The Wonderful World of Wax Wrappers celebrates the art and innovation that was necessitated by the limitations of printing on wax paper before all that happened.

Jason Young, who put this book together, doesn’t try to create a detailed reference work. This is a slim volume of gorgeous full-color photos of vintage trading card wrappers released from the late 1950s to around 1990. There’s a brief essay in the front of the book, and informative captions throughout, but he lets the art be the star. An added bonus is that Jason is based in Canada, and some of these wrappers are variants of the ones that are familiar to collectors in the US.
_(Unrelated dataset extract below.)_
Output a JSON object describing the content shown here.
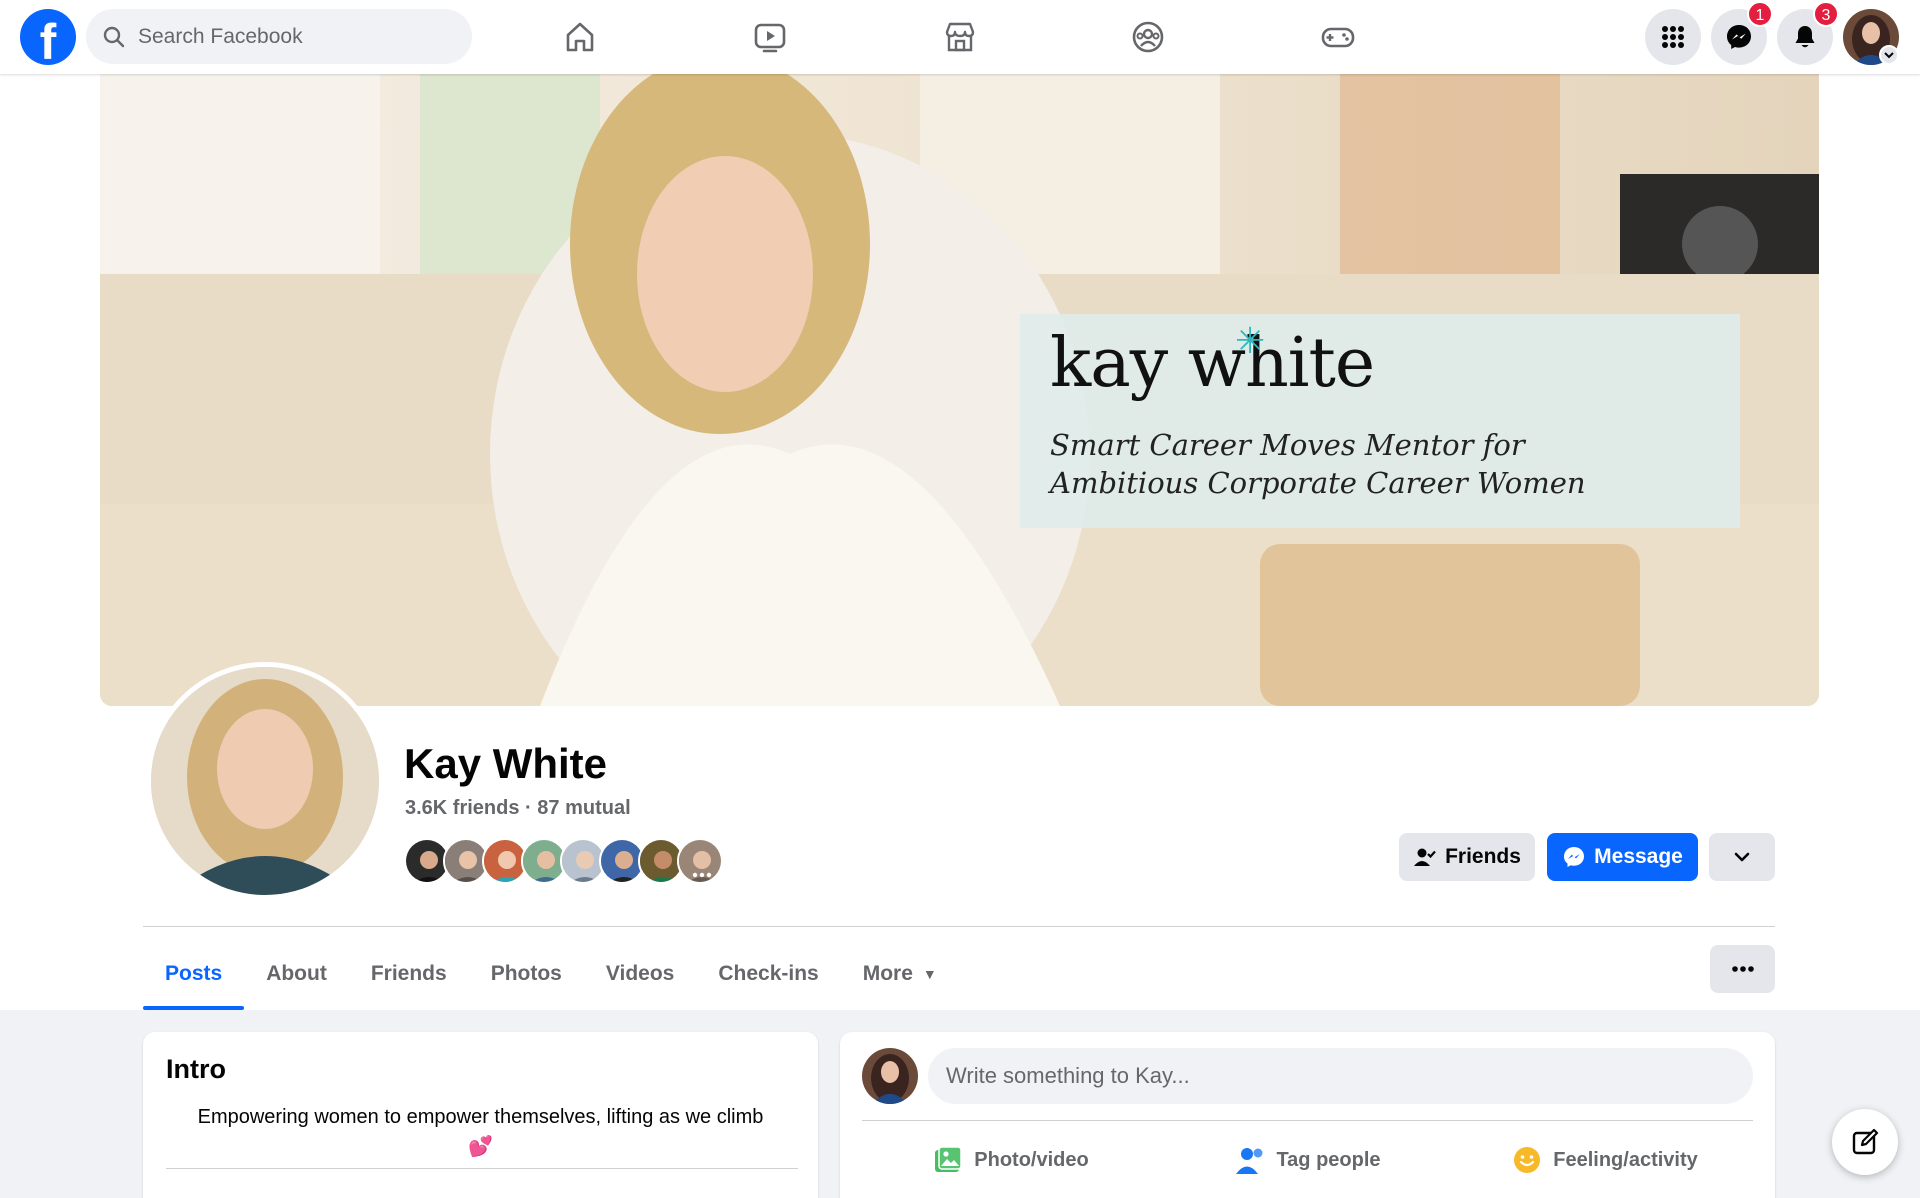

Because the printing presses used for the wax wrappers were, shall we say, a tad funky, the vast majority of wax wrappers had line-art, rather than photographs. Photos just didn’t look right when printed with limited colors on food-grade wax paper.

Food-grade wrappers were used because the vast majority of trading cards included a stick of bubble gum in those days.

Translating photographic images into low-res three-to-five color images resulted in artwork that come out looking like mid-1960s Andy Warhol silkscreens. These wrappers were Pop Art before Pop Art was a thing.

From Young’s eBay page, we see some of the TV shows that made it into trading cards in the 1970s.

In fact, on the few occasions when they did try to use a photo on a wax wrapper (Supergirl, for instance) it looked pretty bizarre. In most cases, these wrappers are like miniature billboards, with beautifully simplified images representing their subjects.

As a long-time writer for Non-Sport Update, I’m neck-deep in this stuff most of the time, but it’s really cool to have a book that just looks at the art created for this aspect of the non-sport hobby.

Most of the wrappers are presented larger than they were originally printed, and for fans of pop culture, this is a virtual timeline of the period from 1960 to 1990. We get all the high-water marks: Batman; Marvel Comics; Gilligans Island; Star Trek; Elvis; Happy Days; Jaws; Universal Monsters; WWF and several pages of wax wrappers for cards devoted to Star Wars and its sequels. Back in the day,  lots of movies and TV shows with kid appeal made their way into the world of trading cards. You’ll see a lot of them here.

The Wonderful World of Wax Wrappers is available from Jason Young on eBay, but you want to act fast. Young says that he is on his third and final printing, and if you love pop culture and trading cards, you probably don’t want to miss out on this book.